__WHAT IS REQUIRED__
Locate the line containing "Extract the structured" in the entries below, then retype it and every later line exactly, leaving out pictures.

__Interface dataset entries__

= Beginning of Section =

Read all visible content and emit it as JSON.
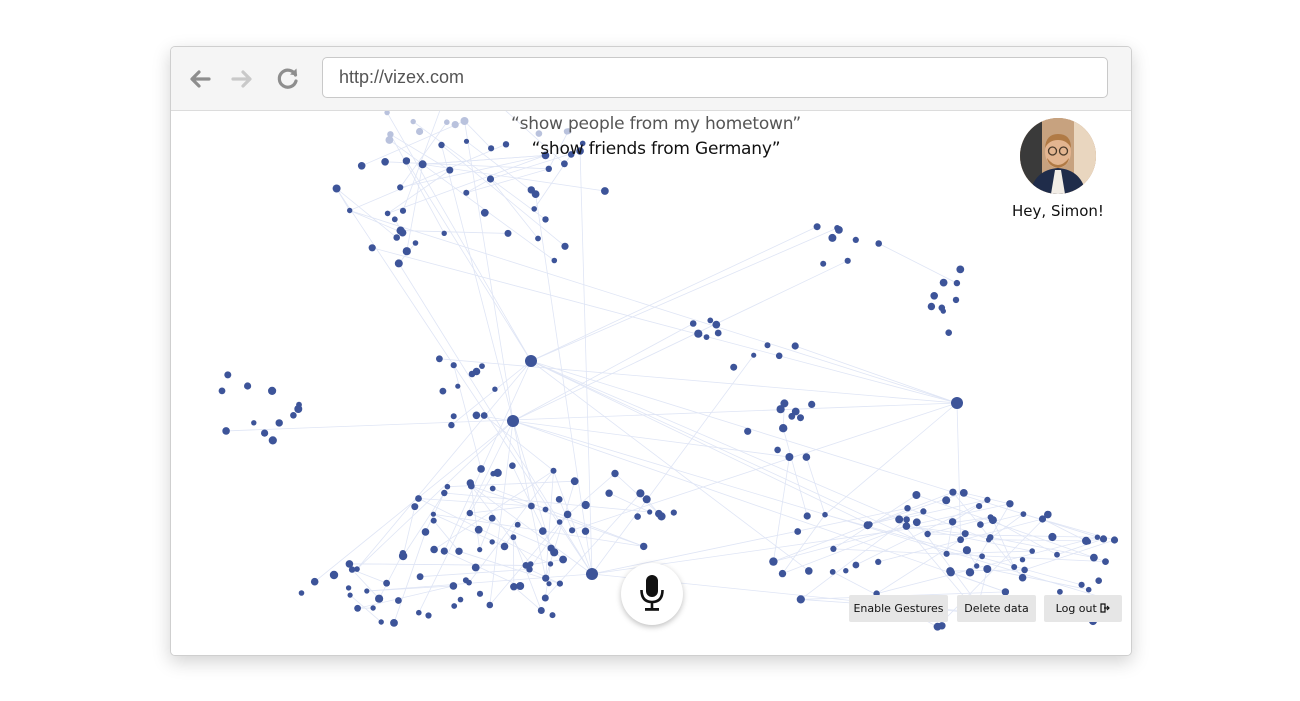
{
  "browser": {
    "url": "http://vizex.com",
    "back_icon": "arrow-left-icon",
    "forward_icon": "arrow-right-icon",
    "reload_icon": "reload-icon"
  },
  "voice_queries": [
    "“show people from my hometown”",
    "“show friends from Germany”"
  ],
  "user": {
    "greeting": "Hey, Simon!"
  },
  "mic": {
    "icon": "microphone-icon"
  },
  "actions": {
    "enable_gestures": "Enable Gestures",
    "delete_data": "Delete data",
    "log_out": "Log out",
    "log_out_icon": "logout-icon"
  },
  "colors": {
    "node": "#3d5499",
    "edge": "#dfe5f5",
    "button_bg": "#e6e6e6"
  }
}
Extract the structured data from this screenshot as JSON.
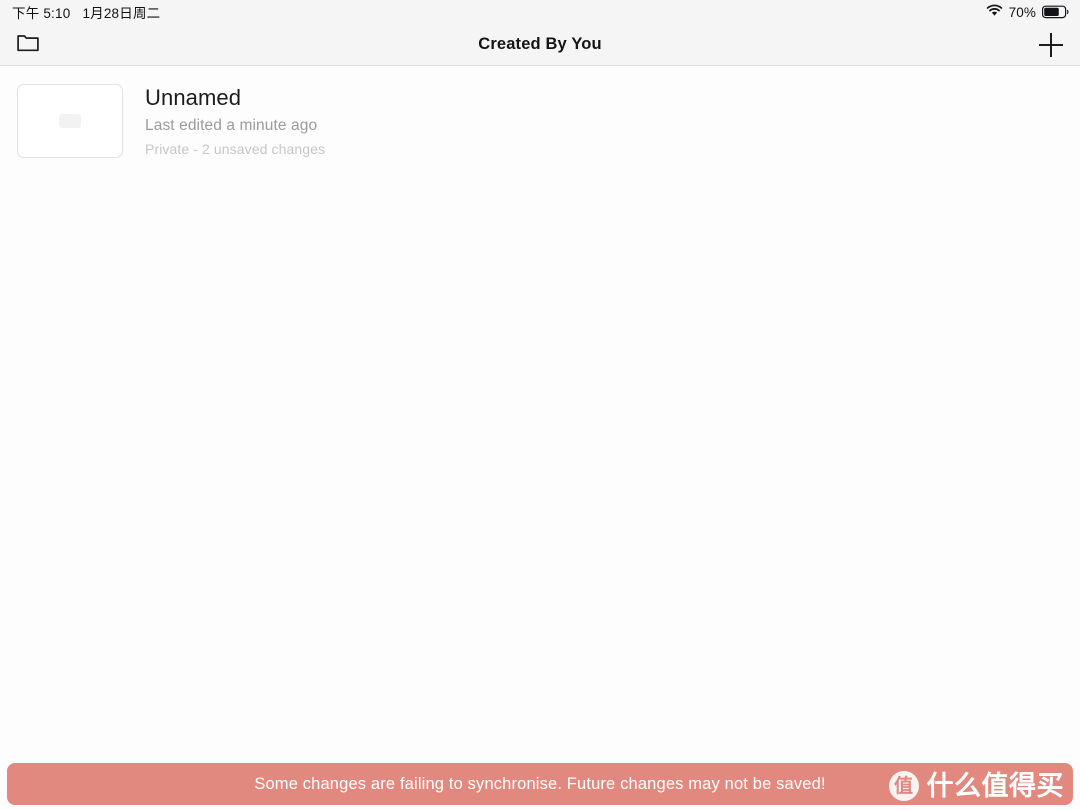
{
  "status_bar": {
    "time": "下午 5:10",
    "date": "1月28日周二",
    "wifi_icon": "wifi-icon",
    "battery_percent": "70%",
    "battery_level": 70,
    "battery_icon": "battery-icon"
  },
  "nav_bar": {
    "left_button_icon": "folder-icon",
    "title": "Created By You",
    "right_button_icon": "plus-icon"
  },
  "documents": [
    {
      "title": "Unnamed",
      "subtitle": "Last edited a minute ago",
      "meta": "Private - 2 unsaved changes",
      "thumbnail_icon": "image-placeholder-icon"
    }
  ],
  "banner": {
    "message": "Some changes are failing to synchronise. Future changes may not be saved!",
    "background_color": "#E2897F",
    "text_color": "#FFFFFF"
  },
  "watermark": {
    "badge_text": "值",
    "text": "什么值得买"
  },
  "colors": {
    "status_bar_bg": "#F5F5F6",
    "nav_bar_bg": "#F5F5F6",
    "content_bg": "#FDFDFD",
    "title_text": "#131416",
    "subtitle_text": "#9B9B9E",
    "meta_text": "#C6C6C8",
    "banner_bg": "#E2897F"
  }
}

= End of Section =

__REPLY TO THE TASK__
Extract the structured data from this screenshot as JSON.
{
  "status_bar": {
    "time": "下午 5:10",
    "date": "1月28日周二",
    "wifi_icon": "wifi-icon",
    "battery_percent": "70%",
    "battery_level": 70,
    "battery_icon": "battery-icon"
  },
  "nav_bar": {
    "left_button_icon": "folder-icon",
    "title": "Created By You",
    "right_button_icon": "plus-icon"
  },
  "documents": [
    {
      "title": "Unnamed",
      "subtitle": "Last edited a minute ago",
      "meta": "Private - 2 unsaved changes",
      "thumbnail_icon": "image-placeholder-icon"
    }
  ],
  "banner": {
    "message": "Some changes are failing to synchronise. Future changes may not be saved!",
    "background_color": "#E2897F",
    "text_color": "#FFFFFF"
  },
  "watermark": {
    "badge_text": "值",
    "text": "什么值得买"
  },
  "colors": {
    "status_bar_bg": "#F5F5F6",
    "nav_bar_bg": "#F5F5F6",
    "content_bg": "#FDFDFD",
    "title_text": "#131416",
    "subtitle_text": "#9B9B9E",
    "meta_text": "#C6C6C8",
    "banner_bg": "#E2897F"
  }
}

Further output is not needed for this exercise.